They become much more frequent in the warmer months and the number is likely to sky-rocket as summer progresses.
Over 45,000 migrants crossed the English Channel last year, despite the threat of being deported to Rwanda, which is why the government set to bring in further deterrants.
The Illegal Immigration Bill, or the small boats bill as the PM calls it, will see almost every adult who arrives illegally be detained before being deported either to their home nation or a third country like Rwanda.
Mr Sunak is also considering whether the UK needs to leave the European Convention on Human Rights in order to avoid Rwanda deportations being blocked.
But he does believe his policies are working, despite a recent Ipsos poll saying most voters think Labour would do a better job of policing the border.
He says a reduction in the number of Albanians arriving illegally shows a deal with that country's government to swiftly return them home is working.
Albanians made up 30% of crossings before the deal was signed but between 1 and 2 percent now.
But Labour sent out figures ahead of Mr Sunak's update in Kent, highlighting the prime minister’s "actual record on tackling the issue":
Based on government figures, here is what Labour has shared on Mr Sunak's record:
7,600 people have crossed the Channel this year alone
The total asylum backlog has ballooned to over 172,500, up from 166,000 in December
The Prime Minister is on track to miss his target to eliminate the pre-June 2022 backlog by December 2023, with less than 20% of cases cleared so far this year – while the post-June 2022 backlog has grown even faster
Caseworker numbers have stalled, and fell between January and May
Fewer than 1% of asylum claims from last year’s small boat arrivals have been processed
Only 0.1% of people the government has tried to return to safe countries they travelled through have actually been returned (23 out of approximately 24,000 who the government considered “inadmissible”
Hotel use has persisted and currently stands at 47,500, despite the Prime Minister’s pledge to remove 10,000 people from hotels immediately
Home Secretary Suella Braverman gave a similar update to MPs when speaking in the House of Commons on Monday, but her Labour counterpart said the government had broken the asylum and had no plan to fix it.
“Why are they in such a mess? They need to be thinking about sourcing an additional 90 hotels. Why have they so totally lost any grip that the backlog and costs are getting worse and worse?”
She added: “Instead of all the press conferences, we need a proper plan. The asylum system is broken, they broke it and there is still no plan today to sort it out.”
But Mr Sunak said: “Our plan is starting to work. Before I launched my plan in December, the number entering the UK illegally in small boats had more than quadrupled in two years. Some said this problem was insoluble, or just a fact of 21st century life.
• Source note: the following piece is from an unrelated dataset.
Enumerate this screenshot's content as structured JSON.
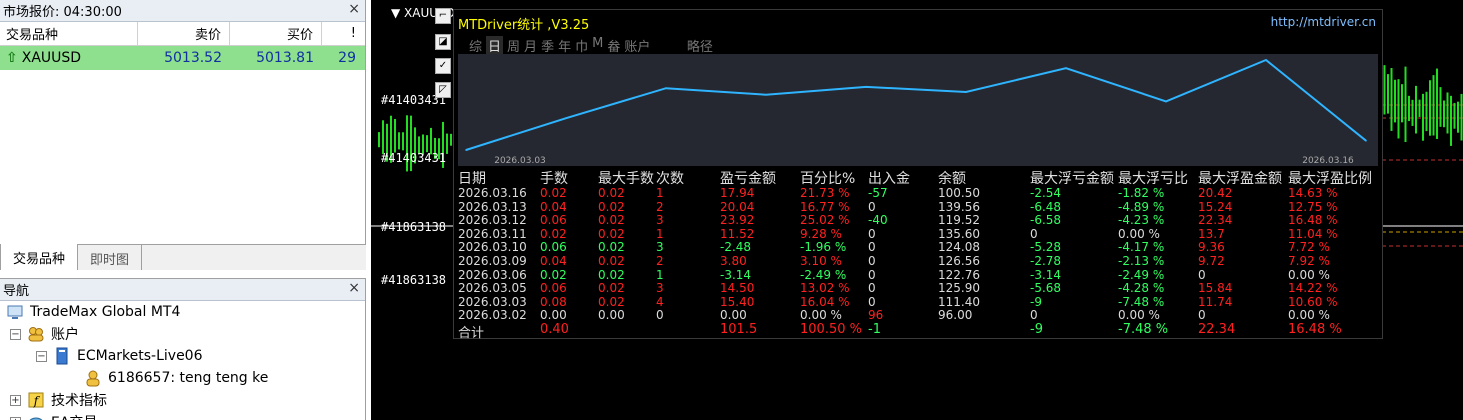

"They’d lost faith in politicians to put in the hard yards to do something about it. And of course, we still have a long way to go. But in the five months since I launched the plan, crossings are now down 20% compared to last year."
He added: “If you’re coming here illegally, claiming sanctuary from death, torture or persecution, then you should be willing to share a taxpayer-funded hotel room in central London.
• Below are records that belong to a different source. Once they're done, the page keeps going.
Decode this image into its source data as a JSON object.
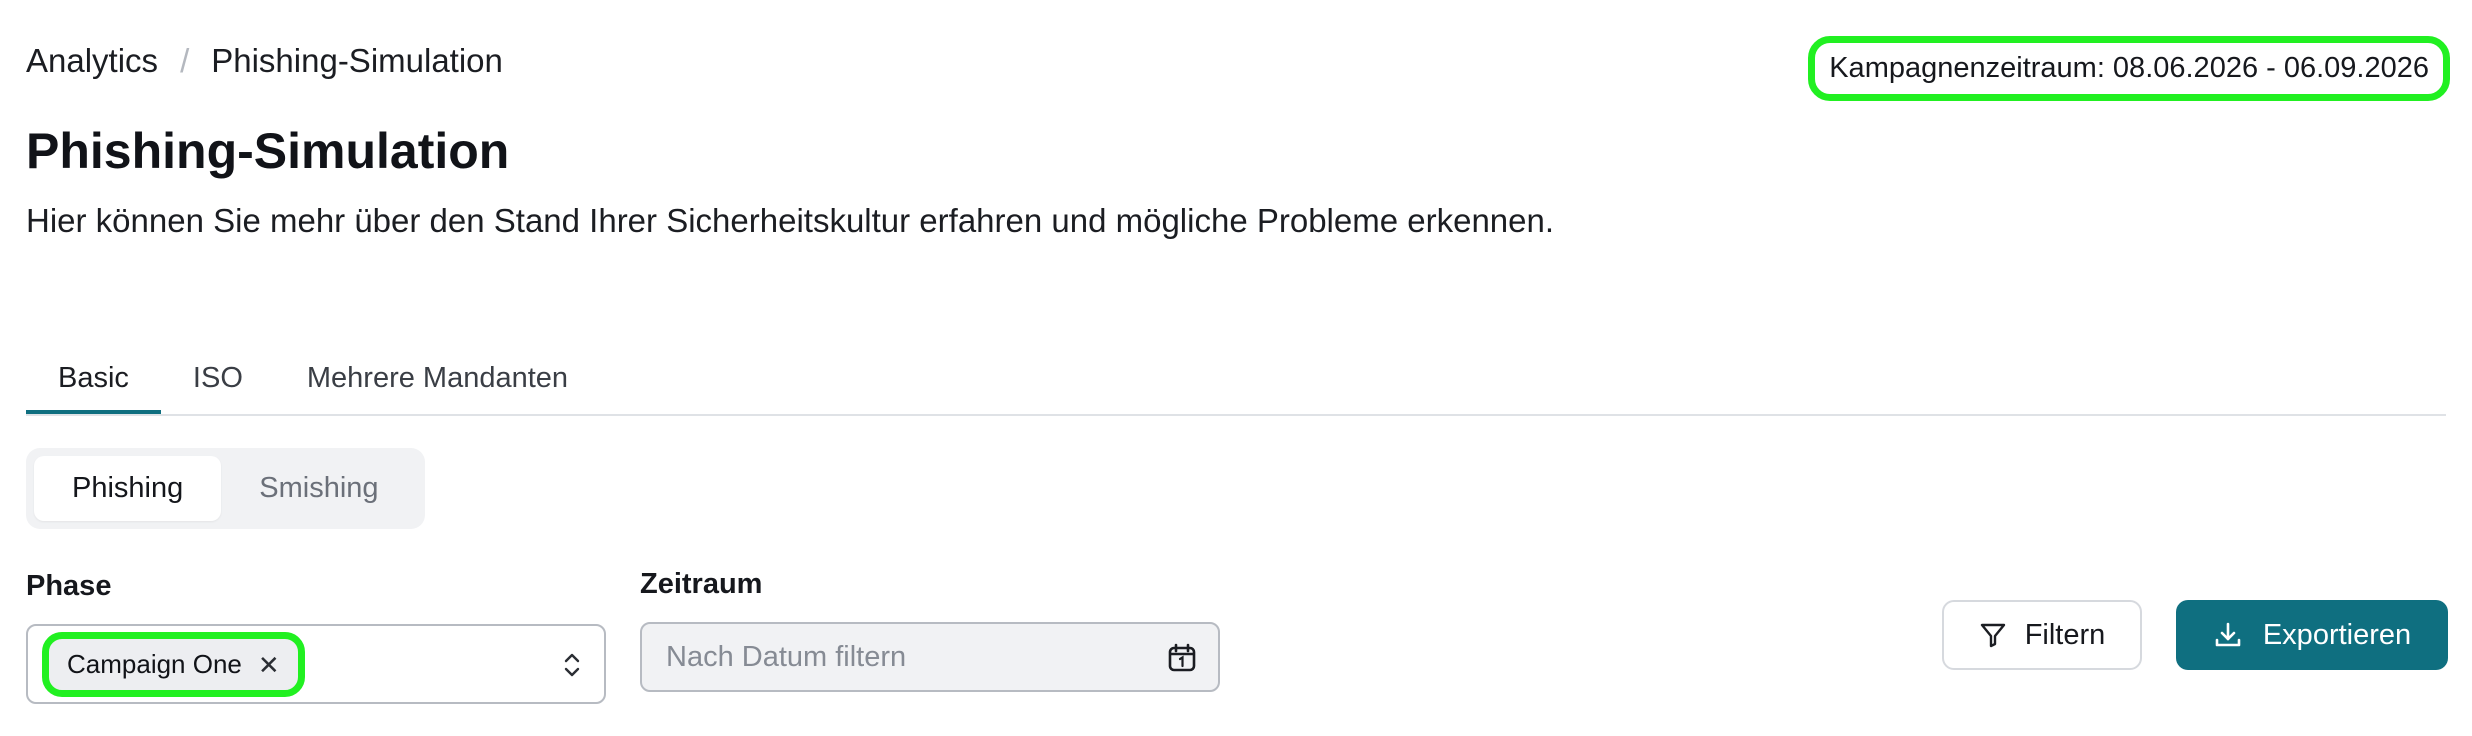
{
  "breadcrumb": {
    "items": [
      "Analytics",
      "Phishing-Simulation"
    ],
    "separator": "/"
  },
  "campaign_period": "Kampagnenzeitraum: 08.06.2026 - 06.09.2026",
  "page": {
    "title": "Phishing-Simulation",
    "subtitle": "Hier können Sie mehr über den Stand Ihrer Sicherheitskultur erfahren und mögliche Probleme erkennen."
  },
  "tabs": [
    {
      "label": "Basic",
      "active": true
    },
    {
      "label": "ISO",
      "active": false
    },
    {
      "label": "Mehrere Mandanten",
      "active": false
    }
  ],
  "channel_toggle": [
    {
      "label": "Phishing",
      "active": true
    },
    {
      "label": "Smishing",
      "active": false
    }
  ],
  "phase": {
    "label": "Phase",
    "selected_chip": "Campaign One",
    "chip_remove_icon": "close-icon",
    "toggle_icon": "chevron-up-down-icon"
  },
  "date_range": {
    "label": "Zeitraum",
    "placeholder": "Nach Datum filtern",
    "icon": "calendar-icon"
  },
  "actions": {
    "filter_label": "Filtern",
    "filter_icon": "filter-icon",
    "export_label": "Exportieren",
    "export_icon": "download-icon"
  },
  "colors": {
    "accent": "#0f6f80",
    "highlight": "#21f021",
    "text": "#16181d"
  }
}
“To reduce pressures on local communities, we’ll also house people on ships, the first will arrive in Portland in the next fortnight and we’ve secured another two today that will accommodate another thousand.”
Labour leader Keir Starmer said: “We need to stop the boats. We’re clear we don't want anyone making that dangerous journey.
"But all we've had from the government is policies that aren’t working, then the reannouncement of the same policy, with a self-congratulatory pat on the back. It feels like groundhog day and it’s costing the taxpayer a fortune.
“There’s a growing sense of frustration about the government’s dither and delay."